A new AAA survey shows that 20% or 50 million Americans will likely go electric for their next vehicle purchase, up from 15% in 2017. With lower-than-average ownership costs, increased driving ranges and the latest advanced safety features, AAA sees a strong future for electric vehicles.
To help “green” car shoppers make an informed choice, AAA conducts independent, rigorous test-track evaluations of plug-in hybrids, hybrid and fuel-efficient, gas-powered vehicles.
“Today, electric vehicles have mainstream appeal,” said Greg Brannon, AAA’s director of Automotive Engineering. “While concern for the environment is still a major motivator, AAA found U.S. drivers are also attracted to the lower long-term costs and advanced technology features that many of these vehicles offer.”

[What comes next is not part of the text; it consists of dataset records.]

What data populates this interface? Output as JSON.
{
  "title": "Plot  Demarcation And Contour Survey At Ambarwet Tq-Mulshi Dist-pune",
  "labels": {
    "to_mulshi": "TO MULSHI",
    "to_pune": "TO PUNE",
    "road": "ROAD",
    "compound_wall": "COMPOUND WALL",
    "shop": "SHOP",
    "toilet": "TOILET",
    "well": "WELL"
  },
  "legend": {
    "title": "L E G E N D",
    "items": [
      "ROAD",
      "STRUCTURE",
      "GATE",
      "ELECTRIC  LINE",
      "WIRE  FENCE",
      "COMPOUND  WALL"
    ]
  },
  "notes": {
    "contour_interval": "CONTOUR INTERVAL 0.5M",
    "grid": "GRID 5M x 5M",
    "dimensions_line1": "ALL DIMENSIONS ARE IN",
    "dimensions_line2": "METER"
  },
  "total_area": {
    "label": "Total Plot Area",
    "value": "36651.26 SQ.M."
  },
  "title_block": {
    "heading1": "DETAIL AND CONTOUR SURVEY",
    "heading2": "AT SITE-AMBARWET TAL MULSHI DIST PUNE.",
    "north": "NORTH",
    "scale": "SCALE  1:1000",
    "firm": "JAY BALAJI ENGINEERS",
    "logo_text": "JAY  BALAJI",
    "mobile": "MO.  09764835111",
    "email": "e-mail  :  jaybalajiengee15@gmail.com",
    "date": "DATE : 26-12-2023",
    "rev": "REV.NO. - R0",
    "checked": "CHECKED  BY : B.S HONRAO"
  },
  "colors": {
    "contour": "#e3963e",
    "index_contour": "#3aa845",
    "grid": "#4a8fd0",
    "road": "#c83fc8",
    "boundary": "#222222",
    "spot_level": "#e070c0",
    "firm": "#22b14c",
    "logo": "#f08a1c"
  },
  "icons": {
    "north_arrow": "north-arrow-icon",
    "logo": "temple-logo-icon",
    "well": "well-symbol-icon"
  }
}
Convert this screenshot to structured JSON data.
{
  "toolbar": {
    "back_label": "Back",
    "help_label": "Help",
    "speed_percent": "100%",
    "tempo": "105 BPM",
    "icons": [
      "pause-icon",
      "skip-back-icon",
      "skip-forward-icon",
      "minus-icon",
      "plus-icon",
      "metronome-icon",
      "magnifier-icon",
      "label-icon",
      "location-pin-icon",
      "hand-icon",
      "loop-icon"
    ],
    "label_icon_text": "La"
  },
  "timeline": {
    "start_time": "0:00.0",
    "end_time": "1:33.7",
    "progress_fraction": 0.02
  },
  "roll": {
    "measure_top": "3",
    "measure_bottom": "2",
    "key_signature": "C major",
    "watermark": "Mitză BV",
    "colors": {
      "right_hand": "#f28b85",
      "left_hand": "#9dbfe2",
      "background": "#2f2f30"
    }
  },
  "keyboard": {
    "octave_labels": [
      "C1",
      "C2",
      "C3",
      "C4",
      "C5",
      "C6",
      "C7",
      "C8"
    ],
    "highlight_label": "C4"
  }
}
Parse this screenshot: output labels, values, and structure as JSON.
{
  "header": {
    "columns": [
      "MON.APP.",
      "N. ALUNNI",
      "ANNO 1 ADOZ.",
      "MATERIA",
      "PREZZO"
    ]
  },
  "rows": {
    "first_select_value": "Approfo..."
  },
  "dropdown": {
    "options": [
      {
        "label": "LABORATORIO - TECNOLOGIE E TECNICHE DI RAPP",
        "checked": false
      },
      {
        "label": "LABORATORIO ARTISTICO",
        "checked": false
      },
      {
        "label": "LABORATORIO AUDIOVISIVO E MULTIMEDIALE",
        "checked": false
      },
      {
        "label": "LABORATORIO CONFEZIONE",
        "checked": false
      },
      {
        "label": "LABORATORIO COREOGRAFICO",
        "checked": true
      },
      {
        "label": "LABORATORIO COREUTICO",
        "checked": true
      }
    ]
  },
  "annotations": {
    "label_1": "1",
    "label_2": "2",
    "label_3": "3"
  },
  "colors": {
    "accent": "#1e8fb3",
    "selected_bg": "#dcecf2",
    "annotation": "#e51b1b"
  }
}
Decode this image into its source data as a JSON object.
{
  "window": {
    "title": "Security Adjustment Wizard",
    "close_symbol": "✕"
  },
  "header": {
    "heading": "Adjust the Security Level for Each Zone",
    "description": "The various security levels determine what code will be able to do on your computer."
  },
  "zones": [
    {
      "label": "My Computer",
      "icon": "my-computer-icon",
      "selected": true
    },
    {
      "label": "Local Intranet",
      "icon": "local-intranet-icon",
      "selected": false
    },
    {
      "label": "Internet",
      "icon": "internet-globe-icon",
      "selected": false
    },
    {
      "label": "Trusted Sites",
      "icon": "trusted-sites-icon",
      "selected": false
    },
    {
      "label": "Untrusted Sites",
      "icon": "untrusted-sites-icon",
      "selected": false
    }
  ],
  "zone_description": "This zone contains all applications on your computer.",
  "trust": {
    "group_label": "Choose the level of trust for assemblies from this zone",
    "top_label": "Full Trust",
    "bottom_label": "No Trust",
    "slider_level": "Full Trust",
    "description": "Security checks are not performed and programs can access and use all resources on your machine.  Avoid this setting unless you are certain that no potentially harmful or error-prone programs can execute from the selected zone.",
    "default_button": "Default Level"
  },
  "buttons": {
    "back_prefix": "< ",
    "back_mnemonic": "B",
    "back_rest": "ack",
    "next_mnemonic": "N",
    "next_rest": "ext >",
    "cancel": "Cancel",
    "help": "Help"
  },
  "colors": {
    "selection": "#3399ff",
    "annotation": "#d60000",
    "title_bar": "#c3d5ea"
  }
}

Hawai‘i is second in the nation, behind California, in the number of electric vehicles (EVs) registered in the state per thousand people, according to Hawai‘i Energy Facts & Figures, November 2017. More than 5,000 EVs are operating in Hawai‘i and the state is proactively encouraging and working to expand the numbers.
AAA Hawai‘i’s General Manager Liane Sumida said, “The Aloha State is increasing electric vehicle adoption and educating consumers about electrification of charging infrastructure to lower costs and save drivers money. The AAA Electric Vehicle Consumer Survey, the AAA Top Green Vehicle awards and the AAA Green Car Guide align with education and the efforts to reach Hawaii’s 100% renewable energy goal.”
Range Anxiety Easing
Perhaps fueling American’s desire for electric vehicles, AAA’s survey found that “range anxiety” is beginning to ease. Among those unsure or unwilling to choose an electric vehicle for their next car, 63% (down 9% from 2017) cited not enough places to charge as a detractor while 58% (down 15% from 2017) expressed concern over running out of charge while driving. Not surprisingly, range anxiety is less of a concern for millennials (48%) than Generation X or Baby Boomers (64% and 66%, respectively).
While range is important to most (87%) electric and hybrid vehicle shoppers, it is not the only consideration. Reliability is king with nine-in-ten (92%) of those likely to by an electric or hybrid vehicle stating it is important when evaluating which car to buy. Electric and hybrid car shoppers are also prioritizing crash ratings (77%), cost (71%), acceleration and handling (69%) and advanced safety technology such as automatic emergency braking and lane keeping assistance (60%). Fewer drivers are concerned with style, color, or design of the vehicle (34%) or brand of the vehicle (33%). Full survey results are available here.
Extensive Testing of Vehicles
To help drivers looking to making the switch or find their next green vehicle, the Automobile Club of Southern California’s Automotive Research Center, on behalf of AAA, conducts extensive and thorough testing of high fuel efficiency, hybrid, plug-in hybrid and electric vehicles each year, and assigns ratings based on criteria important to buyers such as ride quality, safety and performance.
“A first-time buyer may feel overwhelmed or confused by the differences between gas-powered, hybrid, plug-in hybrid or electric,” said Megan McKernan, manager of Automotive Research Center. “Our evaluations are designed to help drivers select a safe, comfortable and reliable vehicle – not just the most efficient one.”
In 2018, the following vehicles earned AAA’s Top Green Vehicle award:
|Overall||Tesla Model X 75D|
|Subcompact Car||Chevrolet Bolt EV Premier|
|Compact Car||Nissan Leaf SL|
|Midsize Car||BMW 530e i-Performance|
|Large Car||Tesla Model S 75|
|Pickup||Ford F-150 4X4 XLT Sport|
|SUV/Minivan||Tesla Model X 75D|
|Best Under $30K||Kia Niro LX|
|Best $30K – $50K||Chevrolet Bolt EV Premier|
|Best Over $50K||Tesla Model X 75D|
Winners, detailed evaluation criteria, vehicle reviews and an in-depth analysis of the green vehicle industry can be found at AAA.com/greencar. AAA Hawai‘i’s Honolulu branch also has a limited number of print copies of the guide available.
Although Americans may be more eager to buy an electric vehicle, having the right infrastructure will be critical to its widespread adoption. In 2018, the availability of charging stations had grown to more than 16,000 in the United States and, although anxiety over range has reduced, AAA’s survey found consumer expectation for charging time while on the road may not align with reality. Seven-in-ten (68%) Americans feel that while out driving, a charging time of no more than 30 minutes is a reasonable amount of time to wait.
“Today’s drivers are accustomed to a quick fill up at the corner gas station, but electric vehicle charging can sometimes take several hours,” said Brannon. “With a little planning, electric vehicle owners can avoid a roadside inconvenience and, as technology improves, charging times will too.”